Eleven years ago, Raul Ibanez was allowed to depart as a free agent from the Kansas City Royals, in part because the front office felt that he was too old to receive the three year contract that he desired. Now, after being released by the Los Angeles Angels and at age 42, Ibanez is back in Kansas City, with the team that gave him his first opportunity to be an every day player.
It is certainly a great story, as the former fan favorite has been plucked off the scrap heap to provide veteran leadership to a young team. Ibanez also has playoff experience, something that only three other members of the Royals can claim. If this was a Hollywood script, Ibanez would still have some magic left in his bat, which would reawaken as he leads the Royals to a playoff berth for the first time in 29 years.
Unfortunately, real life frequently does not happen in the ways that Hollywood would lead us to think. Ibanez was hitting at a .157/.258/.265 rate this season for the Angels, with three home runs and five doubles. Somewhat surprisingly, Ibanez has also legged out two triples and stolen three bases, suggesting that there may be some life left in his legs.
It is easy to point to how Ibanez performed last season and think that his slow start is just a prolonged slump, the type of which the Royals are far too familiar with, given the performances of Eric Hosmer and Mike Moustakas. After all, in 2013, Ibanez hit at a .242/.306/.487 rate with 29 home runs. Even at age 41, Ibanez was still a potent bat in the lineup, hitting almost 30 home runs despite playing in the cavernous confines of Safeco Field. He could not have lost his ability that quickly, right?
Even with his excellent, and historic, 2013 campaign, there were warning signs that the end may be near for Raul Ibanez. Over the final two months of the season, Ibanez only produced a .218/.307/.391 batting line, hitting five home runs. While Ibanez was still able to draw walks, he also struck out 42 times in 136 at bats over that time frame. In fact, Ibanez saw his strikeout percentage spike from 15.8% in 2012 to 25.8% in 2013. Was that a sign that his bat had been slowing down, and he was cheating for the fastball?
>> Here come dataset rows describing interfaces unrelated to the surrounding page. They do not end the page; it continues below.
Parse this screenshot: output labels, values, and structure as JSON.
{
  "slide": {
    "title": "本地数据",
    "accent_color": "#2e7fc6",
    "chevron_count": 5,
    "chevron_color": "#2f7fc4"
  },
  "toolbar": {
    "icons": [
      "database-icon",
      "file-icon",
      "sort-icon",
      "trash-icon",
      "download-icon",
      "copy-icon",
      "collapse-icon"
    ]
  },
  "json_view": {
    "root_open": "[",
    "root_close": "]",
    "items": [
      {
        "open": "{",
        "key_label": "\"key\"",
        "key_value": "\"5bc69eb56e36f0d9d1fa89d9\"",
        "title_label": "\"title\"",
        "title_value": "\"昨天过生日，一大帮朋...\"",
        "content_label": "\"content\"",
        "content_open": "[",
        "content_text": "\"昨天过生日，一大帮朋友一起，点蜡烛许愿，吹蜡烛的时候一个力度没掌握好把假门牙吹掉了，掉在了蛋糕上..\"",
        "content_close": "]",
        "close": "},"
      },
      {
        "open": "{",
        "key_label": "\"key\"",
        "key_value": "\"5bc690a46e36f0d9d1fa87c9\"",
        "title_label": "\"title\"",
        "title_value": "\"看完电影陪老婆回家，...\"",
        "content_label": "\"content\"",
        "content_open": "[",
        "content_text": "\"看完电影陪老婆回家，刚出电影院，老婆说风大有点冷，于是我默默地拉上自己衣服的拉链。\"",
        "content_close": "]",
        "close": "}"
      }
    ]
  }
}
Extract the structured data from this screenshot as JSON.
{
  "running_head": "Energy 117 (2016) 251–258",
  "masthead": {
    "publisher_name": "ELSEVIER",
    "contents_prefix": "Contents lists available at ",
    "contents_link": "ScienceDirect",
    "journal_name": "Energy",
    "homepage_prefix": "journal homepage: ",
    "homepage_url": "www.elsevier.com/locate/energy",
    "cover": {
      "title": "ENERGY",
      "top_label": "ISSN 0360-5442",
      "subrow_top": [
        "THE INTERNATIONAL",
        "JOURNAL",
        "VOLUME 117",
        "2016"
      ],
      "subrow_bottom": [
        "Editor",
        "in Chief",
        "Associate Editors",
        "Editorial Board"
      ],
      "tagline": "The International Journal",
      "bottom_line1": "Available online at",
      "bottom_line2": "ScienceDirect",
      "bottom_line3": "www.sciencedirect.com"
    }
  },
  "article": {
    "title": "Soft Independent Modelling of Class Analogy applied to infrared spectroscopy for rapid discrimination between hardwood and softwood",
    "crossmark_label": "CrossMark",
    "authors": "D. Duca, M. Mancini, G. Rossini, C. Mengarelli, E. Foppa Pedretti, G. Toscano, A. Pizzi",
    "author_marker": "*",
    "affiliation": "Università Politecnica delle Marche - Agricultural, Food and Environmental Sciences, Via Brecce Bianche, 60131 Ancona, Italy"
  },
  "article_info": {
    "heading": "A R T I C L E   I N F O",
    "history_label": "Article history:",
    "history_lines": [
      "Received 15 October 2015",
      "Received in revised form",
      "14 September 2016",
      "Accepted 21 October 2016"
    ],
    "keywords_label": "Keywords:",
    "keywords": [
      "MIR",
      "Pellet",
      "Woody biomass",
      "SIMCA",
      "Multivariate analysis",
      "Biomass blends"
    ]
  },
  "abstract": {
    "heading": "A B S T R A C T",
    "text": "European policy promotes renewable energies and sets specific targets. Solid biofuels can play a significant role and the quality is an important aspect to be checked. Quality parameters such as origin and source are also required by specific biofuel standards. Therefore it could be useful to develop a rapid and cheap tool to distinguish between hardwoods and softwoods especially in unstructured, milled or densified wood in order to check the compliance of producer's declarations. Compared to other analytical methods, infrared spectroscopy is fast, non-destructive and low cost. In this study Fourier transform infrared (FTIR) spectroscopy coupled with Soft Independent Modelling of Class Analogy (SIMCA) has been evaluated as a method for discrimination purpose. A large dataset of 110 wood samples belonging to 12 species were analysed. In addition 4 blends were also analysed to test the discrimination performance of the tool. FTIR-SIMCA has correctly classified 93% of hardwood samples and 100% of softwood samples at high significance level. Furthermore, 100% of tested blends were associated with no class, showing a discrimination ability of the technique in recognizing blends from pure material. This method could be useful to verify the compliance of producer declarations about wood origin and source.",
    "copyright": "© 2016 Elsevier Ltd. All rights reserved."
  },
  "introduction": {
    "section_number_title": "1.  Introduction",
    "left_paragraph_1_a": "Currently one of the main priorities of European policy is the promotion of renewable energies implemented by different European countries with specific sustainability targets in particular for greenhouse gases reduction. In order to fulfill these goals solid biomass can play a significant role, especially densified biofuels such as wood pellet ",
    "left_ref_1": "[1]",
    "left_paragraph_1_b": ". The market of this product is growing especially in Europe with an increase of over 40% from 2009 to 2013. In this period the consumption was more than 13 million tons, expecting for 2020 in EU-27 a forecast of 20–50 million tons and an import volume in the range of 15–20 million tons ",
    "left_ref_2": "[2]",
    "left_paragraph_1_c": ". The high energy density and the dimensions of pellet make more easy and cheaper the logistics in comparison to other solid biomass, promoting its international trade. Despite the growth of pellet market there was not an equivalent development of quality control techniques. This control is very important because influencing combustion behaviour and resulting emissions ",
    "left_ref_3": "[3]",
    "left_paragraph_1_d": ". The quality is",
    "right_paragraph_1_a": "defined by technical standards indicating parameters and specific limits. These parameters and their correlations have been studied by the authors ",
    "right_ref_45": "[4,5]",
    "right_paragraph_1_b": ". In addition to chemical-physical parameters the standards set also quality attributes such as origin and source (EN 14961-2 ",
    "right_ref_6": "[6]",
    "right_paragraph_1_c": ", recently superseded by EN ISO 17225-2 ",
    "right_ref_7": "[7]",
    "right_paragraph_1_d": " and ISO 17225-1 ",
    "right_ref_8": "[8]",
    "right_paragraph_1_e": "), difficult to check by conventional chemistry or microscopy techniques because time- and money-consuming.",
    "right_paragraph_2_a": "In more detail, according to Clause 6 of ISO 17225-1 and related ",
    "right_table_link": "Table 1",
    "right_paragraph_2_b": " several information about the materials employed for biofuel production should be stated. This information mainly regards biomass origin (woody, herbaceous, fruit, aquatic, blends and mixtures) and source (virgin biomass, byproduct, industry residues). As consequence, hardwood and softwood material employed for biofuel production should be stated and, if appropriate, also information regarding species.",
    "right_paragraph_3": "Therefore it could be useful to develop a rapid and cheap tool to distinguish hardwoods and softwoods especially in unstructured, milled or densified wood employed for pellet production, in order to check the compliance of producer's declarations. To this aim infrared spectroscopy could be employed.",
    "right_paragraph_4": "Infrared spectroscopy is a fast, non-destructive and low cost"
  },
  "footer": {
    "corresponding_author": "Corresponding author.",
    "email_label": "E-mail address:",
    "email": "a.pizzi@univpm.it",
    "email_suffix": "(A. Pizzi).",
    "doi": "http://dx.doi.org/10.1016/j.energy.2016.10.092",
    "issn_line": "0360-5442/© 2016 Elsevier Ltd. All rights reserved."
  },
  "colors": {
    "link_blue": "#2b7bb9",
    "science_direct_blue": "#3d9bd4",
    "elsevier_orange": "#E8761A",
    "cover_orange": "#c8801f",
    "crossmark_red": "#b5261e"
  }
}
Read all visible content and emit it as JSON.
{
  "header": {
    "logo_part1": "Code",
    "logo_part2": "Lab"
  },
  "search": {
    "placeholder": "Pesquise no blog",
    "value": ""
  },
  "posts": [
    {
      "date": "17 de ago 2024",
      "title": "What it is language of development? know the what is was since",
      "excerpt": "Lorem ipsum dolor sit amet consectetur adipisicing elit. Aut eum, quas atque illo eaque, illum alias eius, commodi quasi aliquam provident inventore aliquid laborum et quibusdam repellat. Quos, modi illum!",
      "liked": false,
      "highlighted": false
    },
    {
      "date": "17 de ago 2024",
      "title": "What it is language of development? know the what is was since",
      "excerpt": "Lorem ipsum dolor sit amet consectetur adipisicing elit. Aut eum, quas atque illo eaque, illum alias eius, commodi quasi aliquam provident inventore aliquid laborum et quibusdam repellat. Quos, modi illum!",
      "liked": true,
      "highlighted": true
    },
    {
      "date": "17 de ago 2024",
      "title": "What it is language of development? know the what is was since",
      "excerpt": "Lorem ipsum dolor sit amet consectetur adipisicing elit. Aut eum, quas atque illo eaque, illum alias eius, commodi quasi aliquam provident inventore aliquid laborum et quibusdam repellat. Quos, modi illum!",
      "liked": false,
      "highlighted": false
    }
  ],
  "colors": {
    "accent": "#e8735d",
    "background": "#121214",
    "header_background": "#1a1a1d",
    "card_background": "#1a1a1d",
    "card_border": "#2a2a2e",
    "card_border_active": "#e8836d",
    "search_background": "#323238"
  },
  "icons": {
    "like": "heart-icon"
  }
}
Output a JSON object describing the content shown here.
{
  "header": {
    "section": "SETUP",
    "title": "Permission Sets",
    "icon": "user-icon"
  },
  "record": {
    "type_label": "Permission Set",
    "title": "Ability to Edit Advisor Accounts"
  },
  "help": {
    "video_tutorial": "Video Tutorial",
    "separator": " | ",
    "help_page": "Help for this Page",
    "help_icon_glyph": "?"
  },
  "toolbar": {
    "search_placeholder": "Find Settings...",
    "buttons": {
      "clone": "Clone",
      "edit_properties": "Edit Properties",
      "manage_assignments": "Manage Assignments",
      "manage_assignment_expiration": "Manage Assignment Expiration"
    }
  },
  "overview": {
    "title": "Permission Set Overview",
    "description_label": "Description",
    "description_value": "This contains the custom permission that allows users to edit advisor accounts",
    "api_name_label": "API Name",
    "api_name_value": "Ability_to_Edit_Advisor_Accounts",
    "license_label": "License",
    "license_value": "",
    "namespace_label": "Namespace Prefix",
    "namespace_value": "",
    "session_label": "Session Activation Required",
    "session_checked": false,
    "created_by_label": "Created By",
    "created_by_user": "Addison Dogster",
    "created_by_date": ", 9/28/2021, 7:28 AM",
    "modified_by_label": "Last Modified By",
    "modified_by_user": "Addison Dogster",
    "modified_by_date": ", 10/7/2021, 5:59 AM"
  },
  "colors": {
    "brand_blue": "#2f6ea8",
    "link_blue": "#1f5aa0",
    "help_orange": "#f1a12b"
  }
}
Coming in at the veteran’s minimum for the rest of the season, there is virtually no risk to signing Ibanez. If he has nothing left, the Royals can get rid of him should they find someone else to come in and play the outfield. If it works out, then the Royals found that power bat that they desperately need for essentially pocket change. Ibanez is the perfect lottery ticket, with almost no risk and the potential for a large reward.
If Raul Ibanez has anything left, the Royals are going to try to get it out of him. The only question is whether or not Ibanez has any life left in that bat. If he does, then maybe Ibanez gets that Hollywood ending after all.